US to send 560 more troops to
Iraq to retake ISIS stronghold July 11 2016
More US troops are
on the way to Iraq to aid the country’s armed forces in the upcoming offensive
against the Islamic State stronghold of Mosul, US Defense Secretary Ash Carter
announced during a surprise visit to the country.
The new troops will be deployed to the airbase in Qayara, liberated by Iraqi
troops on Saturday. The base is 60 kilometers (37 miles) south of Mosul, which
has been held by Islamic State (IS, formerly ISIS/ISIL) since 2014.
With these new reinforcements, the US will have about 4,650 troops in Iraq, two
years after returning to the country to fight ISIS. If US commanders require
more troops, Carter said he would “ask the president for them.”
Carter praised the
seizure of Qayara as a “key strategic victory,” telling reporters that it would
be used to complete the envelopment of Mosul from the south.
“These additional US forces will bring unique capabilities to the campaign and
provide critical enabler support to Iraqi forces at a key moment in the fight,”
the Pentagon chief told American troops assembled at the airport in Baghdad,
according to AP.
he new troop
contingent will include engineers, logistics personnel and other forces intended
to help the Iraqi army with planning and preparation for the campaign to
liberate Mosul. Carter also promised to place US advisers with Iraqi brigades
and battalions as they advance on the ISIS stronghold.
American advisers are already working with Iraqis on a brigade level, but have
not yet accompanied them on operations on the battalion level, US officials who
wished to remain anonymous told AP.
A similar base established last year in Makhmur, 30 kilometers (18 miles) east
of Qayara, supported Iraqi advances with artillery fire. One US Marine, Staff
Sergeant Louis Cardin, was killed at that outpost in March, as a result of an IS
Carter is making
an unannounced visit to Iraq in the wake of the Iraqi forces’ latest successes
against ISIS, with government forces taking control of major cities like
Fallujah and Ramadi and a number of smaller settlements in recent months.
The Pentagon chief will be in Iraq only for a day, meeting with the Iraqi Prime
Minister Haider al-Abadi and Defense Minister Khalid al-Obeidi, as well as the
US Liutenant-General Sean MacFarland, in charge of Operation Inherent Resolve.
The Iraqi liberation of Qayara points to a renewed push on Mosul, after the
government in Baghdad decided to delay the planned offensive in order to focus
on Fallujah, a major city in Anbar province.
Residents of Mosul should “prepare for liberation,” Abadi said.
Fallujah was successfully captured at the end of June, with US and Iraqi
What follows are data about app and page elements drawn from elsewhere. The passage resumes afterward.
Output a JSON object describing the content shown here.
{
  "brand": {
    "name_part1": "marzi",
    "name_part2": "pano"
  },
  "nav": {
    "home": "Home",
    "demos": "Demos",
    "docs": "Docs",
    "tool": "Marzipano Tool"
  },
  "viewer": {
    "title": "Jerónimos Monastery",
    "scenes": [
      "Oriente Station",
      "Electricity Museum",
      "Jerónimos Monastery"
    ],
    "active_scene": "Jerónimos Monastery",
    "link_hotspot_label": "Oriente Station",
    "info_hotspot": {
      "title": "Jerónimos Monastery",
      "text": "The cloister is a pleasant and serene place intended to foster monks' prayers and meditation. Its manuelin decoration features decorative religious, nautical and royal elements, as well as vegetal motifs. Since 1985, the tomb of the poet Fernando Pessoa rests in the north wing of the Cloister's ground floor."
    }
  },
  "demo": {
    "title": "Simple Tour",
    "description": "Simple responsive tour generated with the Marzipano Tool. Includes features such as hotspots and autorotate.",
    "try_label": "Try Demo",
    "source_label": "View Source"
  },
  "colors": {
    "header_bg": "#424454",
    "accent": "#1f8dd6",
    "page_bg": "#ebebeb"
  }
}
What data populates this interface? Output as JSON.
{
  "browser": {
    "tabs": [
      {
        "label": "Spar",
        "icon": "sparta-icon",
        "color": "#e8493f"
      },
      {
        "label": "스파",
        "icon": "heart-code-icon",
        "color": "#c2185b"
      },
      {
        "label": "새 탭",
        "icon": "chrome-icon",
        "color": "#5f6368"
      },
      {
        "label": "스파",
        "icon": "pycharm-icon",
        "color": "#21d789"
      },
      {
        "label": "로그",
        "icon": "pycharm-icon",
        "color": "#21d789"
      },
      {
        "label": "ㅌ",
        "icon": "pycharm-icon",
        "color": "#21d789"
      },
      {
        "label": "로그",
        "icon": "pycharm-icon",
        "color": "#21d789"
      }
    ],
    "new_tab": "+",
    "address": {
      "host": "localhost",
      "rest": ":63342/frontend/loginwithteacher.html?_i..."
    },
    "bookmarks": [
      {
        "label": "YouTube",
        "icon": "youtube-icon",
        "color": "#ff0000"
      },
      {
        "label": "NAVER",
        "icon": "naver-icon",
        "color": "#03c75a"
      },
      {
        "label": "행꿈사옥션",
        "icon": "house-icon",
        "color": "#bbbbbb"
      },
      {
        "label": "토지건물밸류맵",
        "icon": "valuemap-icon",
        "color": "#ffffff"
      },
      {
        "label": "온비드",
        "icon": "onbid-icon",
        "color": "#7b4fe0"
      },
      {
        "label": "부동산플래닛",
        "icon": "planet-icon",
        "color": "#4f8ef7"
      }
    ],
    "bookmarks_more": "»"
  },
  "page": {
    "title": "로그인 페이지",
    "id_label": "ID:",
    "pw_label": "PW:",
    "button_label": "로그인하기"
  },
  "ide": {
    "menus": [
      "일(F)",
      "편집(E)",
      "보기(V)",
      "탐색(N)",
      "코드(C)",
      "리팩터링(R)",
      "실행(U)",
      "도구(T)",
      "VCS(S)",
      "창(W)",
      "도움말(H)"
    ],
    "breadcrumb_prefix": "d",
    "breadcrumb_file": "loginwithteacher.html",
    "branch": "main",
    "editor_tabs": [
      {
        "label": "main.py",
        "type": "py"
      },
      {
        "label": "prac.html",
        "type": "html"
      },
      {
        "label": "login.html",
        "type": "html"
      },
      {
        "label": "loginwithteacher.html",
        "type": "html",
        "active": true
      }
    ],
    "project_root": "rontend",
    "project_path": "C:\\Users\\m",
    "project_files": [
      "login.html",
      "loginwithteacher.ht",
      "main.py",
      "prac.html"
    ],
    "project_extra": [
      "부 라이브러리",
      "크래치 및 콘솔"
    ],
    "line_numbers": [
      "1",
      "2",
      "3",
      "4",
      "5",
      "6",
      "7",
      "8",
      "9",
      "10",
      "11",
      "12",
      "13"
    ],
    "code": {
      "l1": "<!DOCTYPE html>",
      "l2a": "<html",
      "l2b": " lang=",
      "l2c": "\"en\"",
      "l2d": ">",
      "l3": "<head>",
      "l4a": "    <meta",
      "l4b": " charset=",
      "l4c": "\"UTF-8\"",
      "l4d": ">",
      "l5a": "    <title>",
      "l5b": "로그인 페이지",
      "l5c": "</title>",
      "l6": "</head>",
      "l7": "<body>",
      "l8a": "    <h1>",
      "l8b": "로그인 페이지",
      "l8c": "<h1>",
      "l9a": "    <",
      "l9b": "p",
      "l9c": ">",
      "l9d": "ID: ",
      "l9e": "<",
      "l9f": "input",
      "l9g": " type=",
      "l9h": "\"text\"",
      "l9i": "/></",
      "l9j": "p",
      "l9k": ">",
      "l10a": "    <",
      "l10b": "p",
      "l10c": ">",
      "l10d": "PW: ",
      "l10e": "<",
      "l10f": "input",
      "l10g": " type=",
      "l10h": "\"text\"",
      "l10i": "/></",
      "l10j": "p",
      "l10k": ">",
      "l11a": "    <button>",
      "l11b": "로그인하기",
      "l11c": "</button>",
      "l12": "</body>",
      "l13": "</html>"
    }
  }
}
aircraft destroying a large column of IS vehicles attempting to escape.
The IS convoy was such a tempting target that the US coalition sent all of its
air assets there on June 28, leaving the Pentagon-backed "New Syrian Army”
rebels without air cover and support in the middle of a push on the IS
stronghold of Bukamal, the Washington Post reported last Wednesday. As a result,
the offensive was a failure, and the group was forced back to its base on the
Though the US troops in Iraq have been billed as strictly advisory personnel,
never intended to see combat, three American soldiers have been killed in battle
with ISIS so far. In addition to Sergeant Cardin, a Navy SEAL, Petty Officer 1st
Class Charles Keating, was killed in May near Irbil, while Master Sergeant
Joshua Wheeler of the US Army was killed in a raid in Hawijah, west of Kirkuk,
in October 2015. (Source: